This weekend my son, his friend and I went to see Ready Player One. Now my son and I have been anticipating this movie ever since they announced the book would be made into a movie. I first read the book as a part of the K-State Book Network (KSBN) common read program, in which a book is selected by committee and read university wide by incoming freshmen. Ready Player One was the book chosen for 2013, and our campus where I work in Salina had a lot of activities related to the book. So I passed it on to my son who read it around age 12 and he loved it. The book does contain some harsh language and themes, so parents looking for a book for kids to read be advised about that.
However, the movie felt like it cleaned a lot of that up as compared to the book. It is still PG-13, and there are a few questionable moments for really small kids, but nothing more than in any other Steven Spielberg show you might have seen.
We’ve been anxiously waiting for this movie to come out, and we finally got to go see it last weekend. One thing to consider when you are a fan of a given book and heading to see a film based on a book is that books and films are two different forms of media. Both forms have strengths and shortcomings, so it is unfair to directly compare the two. My friend, K-State Librarian and KSBN guru Tara Coleman says:
So I kept an open mind at the film, and tried to see it without nit-picking too much that this detail or that was left out of the picture. I think it helps when you approach it using that mindset.
I do think it is fair to expect the film to keep with the spirit of the book and not change the overall story in that light. The main ideas need to be preserved, and I think that the Ready Player One film succeeds in this regard. Also, I appreciate that some large plot details were changed, in that it allowed me to see a new story unfold without knowing exactly what to expect next. I won’t spoil the film for you in disclosing any of them here, other than to let you know that you can expect a few surprises that are fulfilling and enjoyable. I found myself laughing out loud at some of them, and at the end I wanted to cheer and applaud. I wonder if attendees at larger screenings that actually happened?
I’m not a film critic, and I don’t get really hung up on details that the pros might. I just expect to be entertained with a good story when I see a movie. I am so tired of attending films that have weak stories, I am to the point where I’m very skeptical and very choosy about what I will pay money to go see or not see.

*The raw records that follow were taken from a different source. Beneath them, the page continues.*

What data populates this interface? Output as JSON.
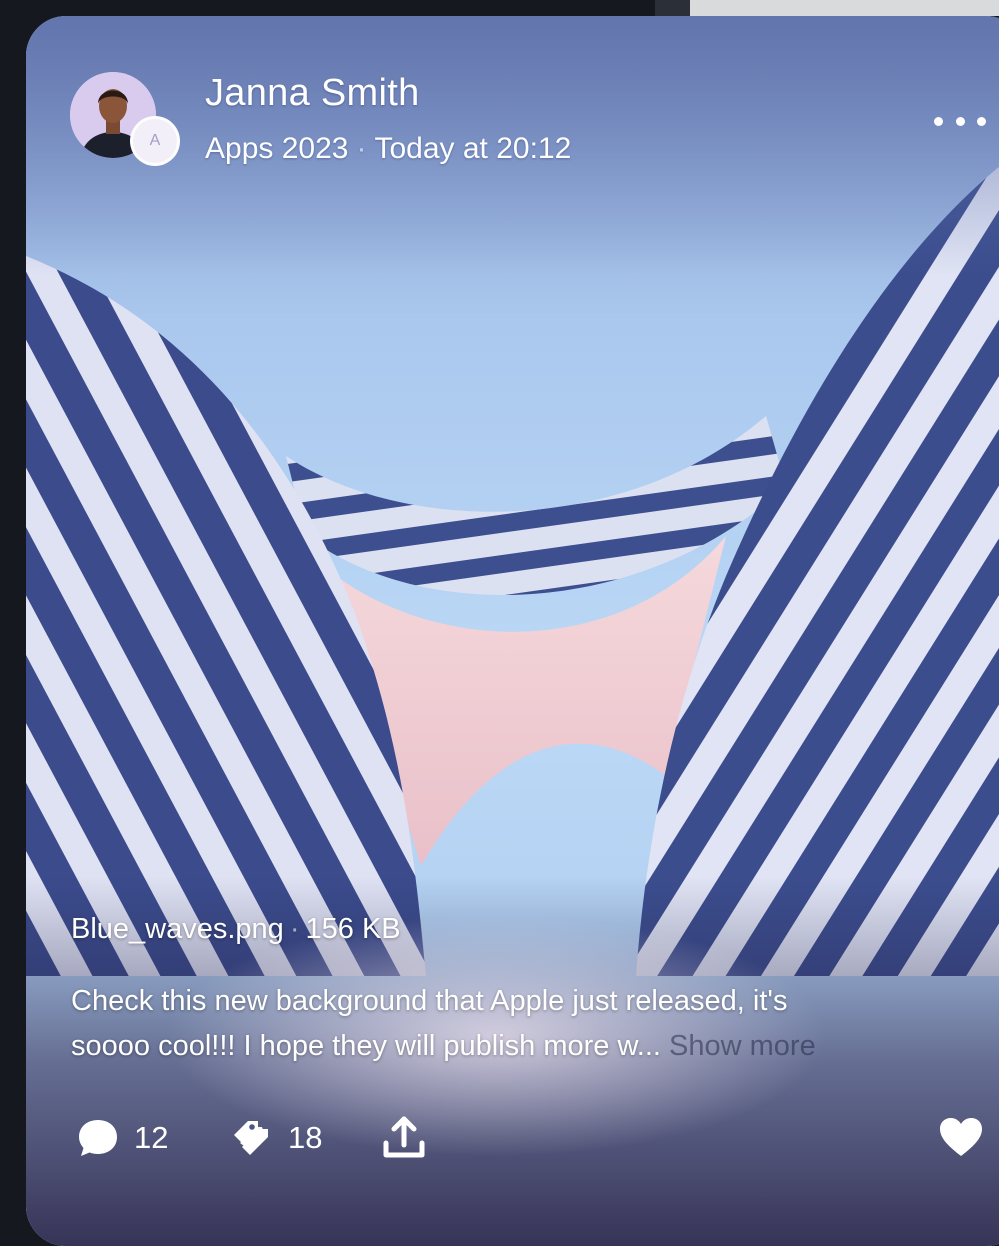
{
  "post": {
    "author": "Janna Smith",
    "badge_letter": "A",
    "channel": "Apps 2023",
    "separator": "·",
    "time": "Today at 20:12",
    "file_name": "Blue_waves.png",
    "file_size": "156 KB",
    "caption_line1": "Check this new background that Apple just released, it's",
    "caption_line2": "soooo cool!!! I hope they will publish more w...",
    "show_more": "Show more",
    "comments_count": "12",
    "tags_count": "18"
  },
  "icons": {
    "more": "more-horizontal-icon",
    "comment": "speech-bubble-icon",
    "tag": "tags-icon",
    "share": "share-upload-icon",
    "like": "heart-icon"
  },
  "colors": {
    "sky": "#b9d7f4",
    "stripe_dark": "#3d4f8e",
    "stripe_light": "#dfe2f2",
    "bridge": "#f0cfd4",
    "text": "#ffffff"
  }
}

I came away from this one feeling satisfied, even rewarded. The thing moves along nicely. Typically, in many if not most films I can sense when I’m getting bored and things aren’t moving along as quickly as they should. Often times it is because they are showing me details that I really don’t care that much about. (I’m looking at you War for the Planet of the Apes and The Last Jedi ). If I notice myself getting bored and feeling the “willing suspension of disbelief” dissipating, there’s a good chance I won’t feel good about recommending the show to my friends. That was never really the case with Ready Player One.
Some of the battle scenes, some of the CGI stuff I felt were a bit overdone. But I feel that way about a lot of the comic book based movies that are being made. In fact, the trailers that I saw before seeing the movie all felt that way, so I was a little leery going in. But I’m willing to forgive a bit of that so long as the story is reasonably good, and in this case it was.
Overall, it was a good story, reasonably faithful to the spirit of the book, presented some new ideas and surprises, and I walked out of it feeling satisfied. I give it two thumbs up. It is one movie of a very small list that I might actually consider watching again.